Perhaps Eiseman wasn’t the smartest choice for my first true backcountry excursion. Since it was built in 1996, powder junkies have sought out the steep terrain and snow-filled couloirs easily accessible from the front door. I’d always been more of a resort skier—a solid intermediate. But the eight guys I was with (one of whom has led group tours up Mt. Rainier) were all avalanche-trained, advanced skiers and snowboarders, and they convinced my best friend and me that we had the mettle to reach the hut.
The day started off easy enough. We geared up with our alpine touring skis and set off on a cat track–like snowmobile path before cutting right a mile or so in to start our ascent. After hours of endless switchbacking up-up-up, I lost focus on being blissfully lost in the Colorado backcountry—because I realized we actually were lost, having gone about a mile out of our way before finding the correct trail again. (Perhaps we should have taken the other, slightly shorter route up Spraddle Creek Trail.) By the time we reached the hut, I had just enough energy to eat the spaghetti we cooked and down some Advil with snowmelt water we’d boiled. I soon passed out on a window seat, warmed by the wood-burning stove.
The next day, with avalanche danger high because of the still-falling snow, some of us stayed in, relishing the solitude, reading novels, and playing cards. Others—armed with shovels, beacons, and probes—were rewarded with thigh-deep powder on a steep face a short hike from the cabin.
Our route home took us down a powder-filled slope (comparable to a black diamond run) followed by an easy downhill skinning section and a difficult tree portion before we reached the snowmobile track we’d started out on. I put down my pack and thought about what I’d learned over the previous 48 hours. First, I discovered that getting up after falling with a 20-pound pack on is no easy feat without a helping hand to pull you back up. Second, I realized I did in fact have the grit necessary to reach Eiseman. And finally, I learned that in the future I would opt for an easier (read: shorter)hut trip. But as I rested on the snow for a moment, pack on the ground, I also knew there would definitely be a next time—Colorado’s backcountry being too alluring to ignore. Sitting there, I let the contentedness wash over me and finally saw the beauty of my surroundings. —Daliah Singer
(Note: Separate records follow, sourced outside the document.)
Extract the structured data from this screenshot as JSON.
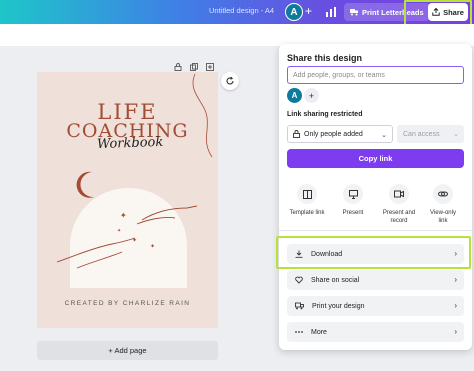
{
  "topbar": {
    "doc_title": "Untitled design - A4",
    "avatar_letter": "A",
    "plus": "+",
    "print_label": "Print Letterheads",
    "share_label": "Share"
  },
  "canvas": {
    "title_line1": "LIFE",
    "title_line2": "COACHING",
    "script": "Workbook",
    "created_by": "CREATED BY CHARLIZE RAIN",
    "add_page": "+ Add page"
  },
  "share_panel": {
    "title": "Share this design",
    "people_placeholder": "Add people, groups, or teams",
    "avatar_letter": "A",
    "plus": "+",
    "restriction_label": "Link sharing restricted",
    "access_select": "Only people added",
    "permission_select": "Can access",
    "copy_link": "Copy link",
    "options": [
      {
        "label": "Template link",
        "icon": "template-icon"
      },
      {
        "label": "Present",
        "icon": "present-icon"
      },
      {
        "label": "Present and record",
        "icon": "record-icon"
      },
      {
        "label": "View-only link",
        "icon": "link-icon"
      }
    ],
    "rows": [
      {
        "label": "Download",
        "icon": "download-icon"
      },
      {
        "label": "Share on social",
        "icon": "heart-icon"
      },
      {
        "label": "Print your design",
        "icon": "truck-icon"
      },
      {
        "label": "More",
        "icon": "more-icon"
      }
    ]
  },
  "colors": {
    "accent": "#7d3cf0",
    "highlight": "#b6e23b",
    "title_rust": "#a24b35"
  }
}
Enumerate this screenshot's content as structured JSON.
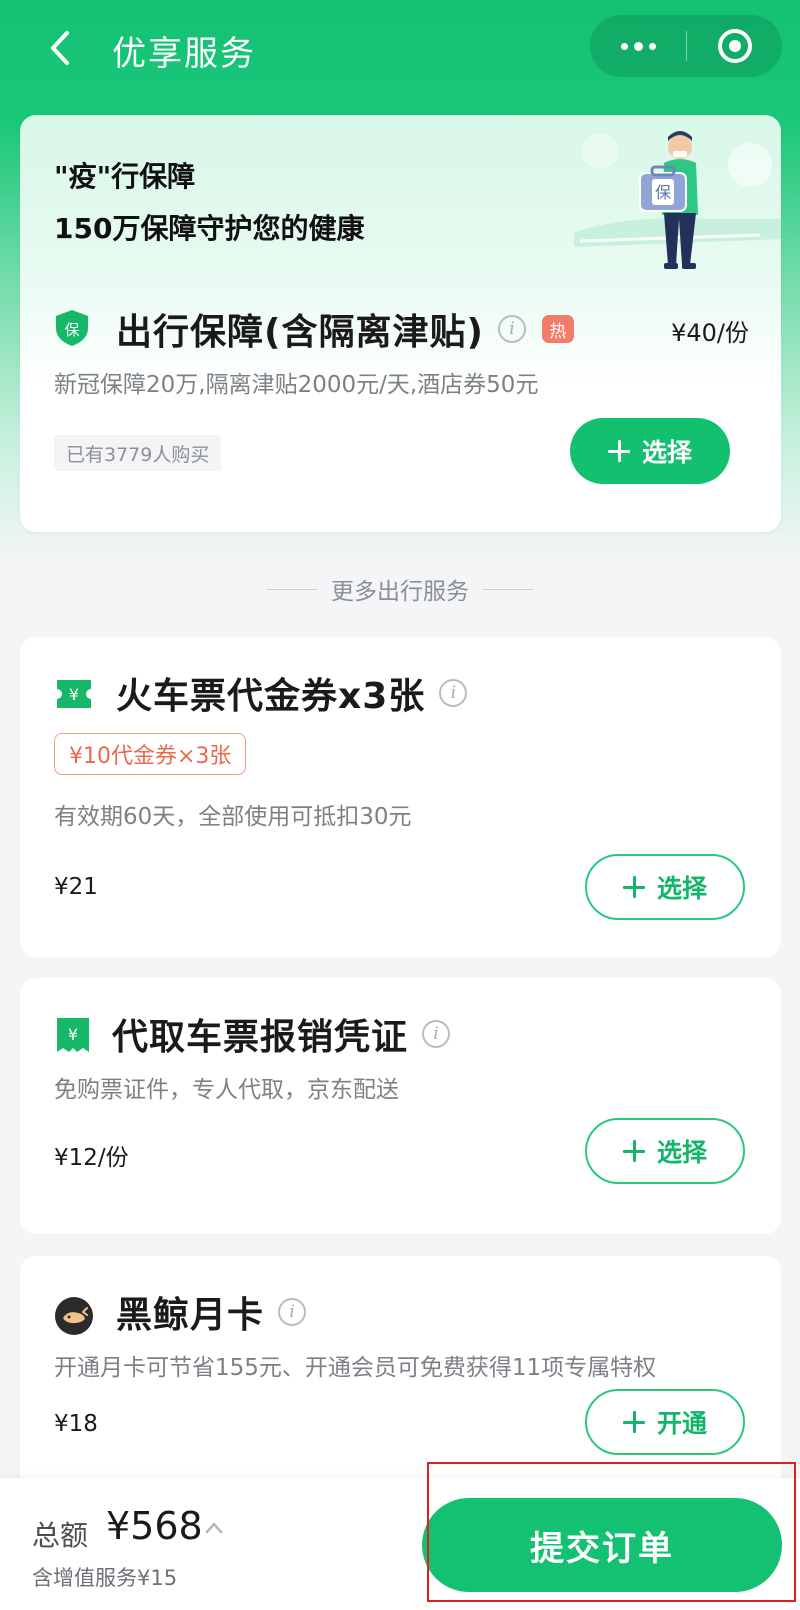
{
  "header": {
    "title": "优享服务",
    "back_icon": "chevron-left-icon",
    "more_icon": "more-dots-icon",
    "close_icon": "capsule-close-icon"
  },
  "hero": {
    "title": "\"疫\"行保障",
    "subtitle": "150万保障守护您的健康",
    "illustration": "person-holding-insurance-case",
    "illustration_badge": "保",
    "product": {
      "icon": "shield-icon",
      "icon_text": "保",
      "name": "出行保障(含隔离津贴)",
      "info_icon": "info-icon",
      "hot_badge": "热",
      "price": "¥40/份",
      "description": "新冠保障20万,隔离津贴2000元/天,酒店券50元",
      "sold": "已有3779人购买",
      "button_label": "选择"
    }
  },
  "divider": {
    "label": "更多出行服务"
  },
  "services": [
    {
      "icon": "ticket-coupon-icon",
      "name": "火车票代金券x3张",
      "tag": "¥10代金券×3张",
      "description": "有效期60天，全部使用可抵扣30元",
      "price": "¥21",
      "button_label": "选择"
    },
    {
      "icon": "receipt-icon",
      "name": "代取车票报销凭证",
      "description": "免购票证件，专人代取，京东配送",
      "price": "¥12/份",
      "button_label": "选择"
    },
    {
      "icon": "black-whale-icon",
      "name": "黑鲸月卡",
      "description": "开通月卡可节省155元、开通会员可免费获得11项专属特权",
      "price": "¥18",
      "button_label": "开通"
    }
  ],
  "footer": {
    "total_label": "总额",
    "total_amount": "¥568",
    "value_added_note": "含增值服务¥15",
    "submit_label": "提交订单"
  },
  "colors": {
    "brand_green": "#13c06f",
    "hot_badge": "#f27b6a",
    "coupon_tag": "#eb6a4f",
    "highlight": "#e01e1e"
  }
}
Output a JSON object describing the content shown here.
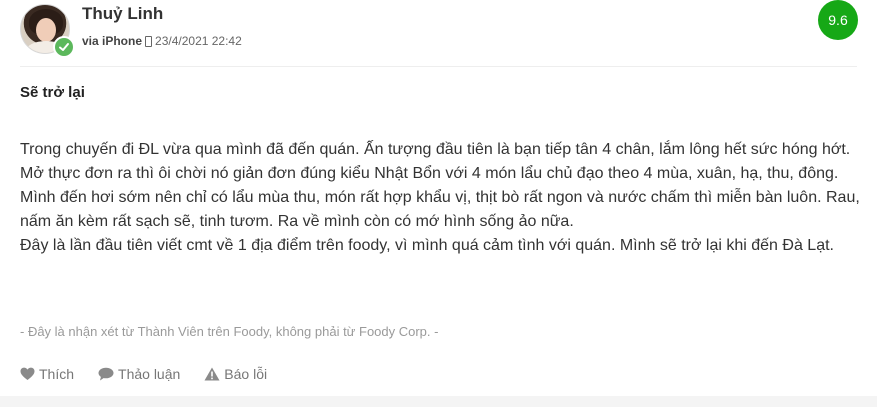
{
  "user": {
    "name": "Thuỷ Linh",
    "device": "via iPhone",
    "timestamp": "23/4/2021 22:42"
  },
  "score": "9.6",
  "colors": {
    "score_bg": "#16a816",
    "verified_badge": "#5cb85c"
  },
  "review": {
    "title": "Sẽ trở lại",
    "paragraphs": [
      "Trong chuyến đi ĐL vừa qua mình đã đến quán. Ấn tượng đầu tiên là bạn tiếp tân 4 chân, lắm lông hết sức hóng hớt. Mở thực đơn ra thì ôi chời nó giản đơn đúng kiểu Nhật Bổn với 4 món lẩu chủ đạo theo 4 mùa, xuân, hạ, thu, đông. Mình đến hơi sớm nên chỉ có lẩu mùa thu, món rất hợp khẩu vị, thịt bò rất ngon và nước chấm thì miễn bàn luôn. Rau, nấm ăn kèm rất sạch sẽ, tinh tươm. Ra về mình còn có mớ hình sống ảo nữa.",
      "Đây là lần đầu tiên viết cmt về 1 địa điểm trên foody, vì mình quá cảm tình với quán. Mình sẽ trở lại khi đến Đà Lạt."
    ],
    "disclaimer": "- Đây là nhận xét từ Thành Viên trên Foody, không phải từ Foody Corp. -"
  },
  "actions": {
    "like": {
      "label": "Thích",
      "icon": "heart-icon"
    },
    "discuss": {
      "label": "Thảo luận",
      "icon": "comment-icon"
    },
    "report": {
      "label": "Báo lỗi",
      "icon": "warning-icon"
    }
  }
}
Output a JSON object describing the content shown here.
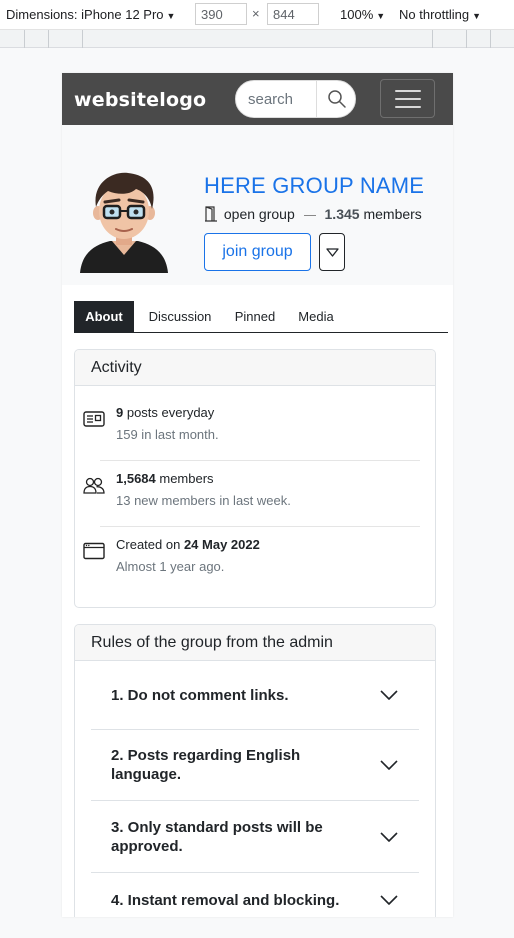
{
  "devtools": {
    "dimensions_label": "Dimensions: iPhone 12 Pro",
    "width": "390",
    "height": "844",
    "times": "×",
    "zoom": "100%",
    "throttling": "No throttling"
  },
  "navbar": {
    "logo": "websitelogo",
    "search_placeholder": "search"
  },
  "group": {
    "name": "HERE GROUP NAME",
    "type": "open group",
    "member_count": "1.345",
    "members_word": "members",
    "join_label": "join group"
  },
  "tabs": [
    {
      "label": "About",
      "active": true
    },
    {
      "label": "Discussion",
      "active": false
    },
    {
      "label": "Pinned",
      "active": false
    },
    {
      "label": "Media",
      "active": false
    }
  ],
  "activity": {
    "title": "Activity",
    "rows": [
      {
        "icon": "newspaper-icon",
        "strong": "9",
        "line1_rest": " posts everyday",
        "line2": "159 in last month."
      },
      {
        "icon": "people-icon",
        "strong": "1,5684",
        "line1_rest": " members",
        "line2": "13 new members in last week."
      },
      {
        "icon": "window-icon",
        "line1_prefix": "Created on ",
        "strong": "24 May 2022",
        "line2": "Almost 1 year ago."
      }
    ]
  },
  "rules": {
    "title": "Rules of the group from the admin",
    "items": [
      "1. Do not comment links.",
      "2. Posts regarding English language.",
      "3. Only standard posts will be approved.",
      "4. Instant removal and blocking."
    ]
  },
  "colors": {
    "navbar": "#4a4a4a",
    "accent": "#1a73e8",
    "dark": "#212529"
  }
}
IF YOU GO
Setup: The cabin sleeps 16. There is a communal sleeping area with 12 single beds; two private bedrooms with double beds; a small loft; and a large living area, kitchen, dining room, mudroom, and outhouse.
Hut-Specific Pack List: Waterproof hut slippers, oil for cooking, hand sanitizer, and
To-Do List: Alpine touring; backcountry skiing and snowboarding; snowmobiling (the vehicles are not allowed within five miles of the hut).
Getting There: Take I-70 west to Exit 176 (Vail). At the roundabout, follow North Frontage Road (the sign also says “West Vail”). Continue on the road as it switchbacks up the hill until you reach Red Sandstone Creek trailhead. You can park one mile before the trailhead in a parking area.
Book It: $33/person/night; 970-925-5775, huts.org